By paying off child support arrears, you can also open the door to modifications to child support agreements that may have been difficult to pursue while still in arrears.
What to Do After Paying off Child Support Arrears
After you’ve paid off your child support arrears, staying current on your child support payments moving forward is essential. Failure to make timely payments can result in additional penalties and interest charges.
If you’re struggling to make your child support payments, contact your state’s child support agency as soon as possible. They can work with you to set up a payment plan or modify your support order to reflect your current financial situation.
How to Modify Child Support After Arrears are Paid in Full
Paying off child support arrears can open the door to modifications of child support agreements that may have been difficult to pursue while still in arrears.
To modify child support, you will need to file a petition with the court explaining why a modification is necessary.

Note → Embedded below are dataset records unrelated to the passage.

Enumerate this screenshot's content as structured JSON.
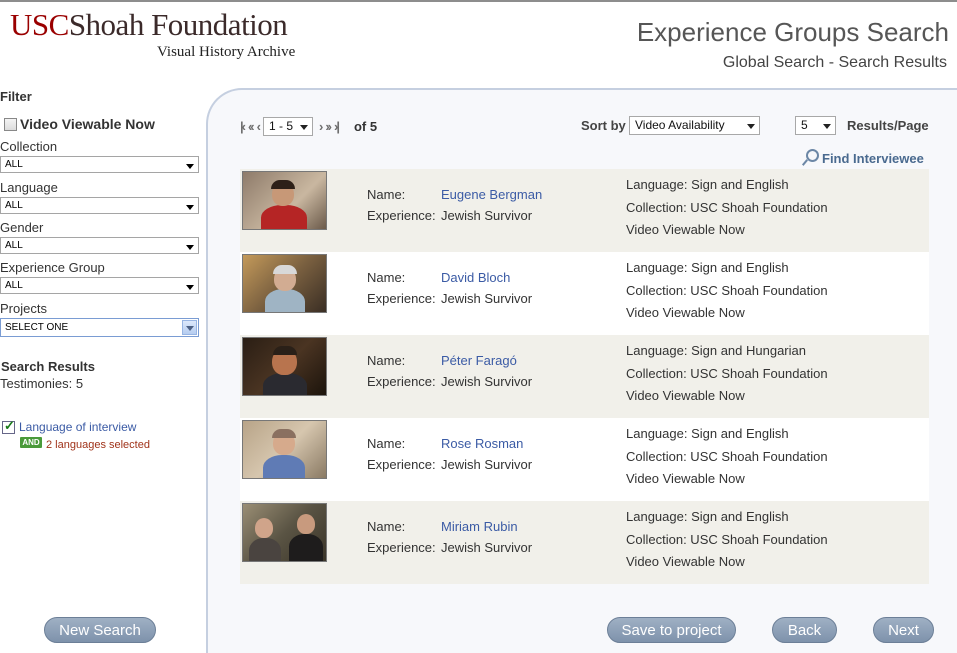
{
  "header": {
    "logo_usc": "USC",
    "logo_sf": "Shoah Foundation",
    "logo_sub": "Visual History Archive",
    "title": "Experience Groups Search",
    "subtitle": "Global Search - Search Results"
  },
  "sidebar": {
    "filter_title": "Filter",
    "video_viewable_label": "Video Viewable Now",
    "video_viewable_checked": false,
    "filters": [
      {
        "label": "Collection",
        "value": "ALL"
      },
      {
        "label": "Language",
        "value": "ALL"
      },
      {
        "label": "Gender",
        "value": "ALL"
      },
      {
        "label": "Experience Group",
        "value": "ALL"
      },
      {
        "label": "Projects",
        "value": "SELECT ONE"
      }
    ],
    "search_results_title": "Search Results",
    "testimonies_text": "Testimonies: 5",
    "language_filter_label": "Language of interview",
    "language_filter_checked": true,
    "and_badge": "AND",
    "languages_selected": "2 languages selected",
    "new_search_label": "New Search"
  },
  "pager": {
    "range_value": "1 - 5",
    "of_text": "of 5",
    "sort_label": "Sort by",
    "sort_value": "Video Availability",
    "per_page_value": "5",
    "per_page_label": "Results/Page",
    "find_label": "Find Interviewee"
  },
  "labels": {
    "name": "Name:",
    "experience": "Experience:"
  },
  "results": [
    {
      "name": "Eugene Bergman",
      "experience": "Jewish Survivor",
      "language": "Language: Sign and English",
      "collection": "Collection: USC Shoah Foundation",
      "video": "Video Viewable Now"
    },
    {
      "name": "David Bloch",
      "experience": "Jewish Survivor",
      "language": "Language: Sign and English",
      "collection": "Collection: USC Shoah Foundation",
      "video": "Video Viewable Now"
    },
    {
      "name": "Péter Faragó",
      "experience": "Jewish Survivor",
      "language": "Language: Sign and Hungarian",
      "collection": "Collection: USC Shoah Foundation",
      "video": "Video Viewable Now"
    },
    {
      "name": "Rose Rosman",
      "experience": "Jewish Survivor",
      "language": "Language: Sign and English",
      "collection": "Collection: USC Shoah Foundation",
      "video": "Video Viewable Now"
    },
    {
      "name": "Miriam Rubin",
      "experience": "Jewish Survivor",
      "language": "Language: Sign and English",
      "collection": "Collection: USC Shoah Foundation",
      "video": "Video Viewable Now"
    }
  ],
  "footer": {
    "save_label": "Save to project",
    "back_label": "Back",
    "next_label": "Next"
  },
  "colors": {
    "brand_red": "#9a0000",
    "link_blue": "#3b5ba5",
    "pill_button": "#8a9db4",
    "row_alt": "#f1f0ea",
    "and_badge": "#4a9a3a"
  }
}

Modifications can be based on changes in income, parenting time, or other factors that impact the amount of child support owed.
Frequently Asked Questions:
Q. Can I Negotiate the Amount of Child Support Arrears I Owe?
Yes, it may be possible to negotiate the amount of child support arrears owed, but it’s essential to do so through the court or state agency responsible for collecting child support.
Q. Can I Go to Jail for Unpaid Child Support Arrears?
Failure to pay child support can result in jail time in some states. However, jail time is typically a last resort and is only used when other options for payment have been exhausted.
Q. Can child support arrears be negotiated?
Negotiating child support arrears with the state’s child support agency is possible. However, this can be a challenging process, and it is best to work with an experienced attorney to protect your rights.
Q. Can Child Support Arrears Be Discharged in Bankruptcy?
No. Child support obligations are considered priority debts and cannot be discharged in bankruptcy. This means that even if a parent files for bankruptcy, they will still be required to pay any outstanding child support arrears.
Q. How long can child support arrears stay on your credit report?
Child support arrears can stay on your credit report for up to seven years from the date the payment was due.
Q. What happens if you overpay child support arrears?
If a parent overpays their child support arrears, the excess amount will be applied to their ongoing child support obligation. If the parent is current on their ongoing payments, the excess amount may be refunded to them.
Paying off child support arrears in full can be a significant financial and emotional relief. Once you’ve paid off your arrears, the child support agency will update your account, and you’ll no longer be in arrears.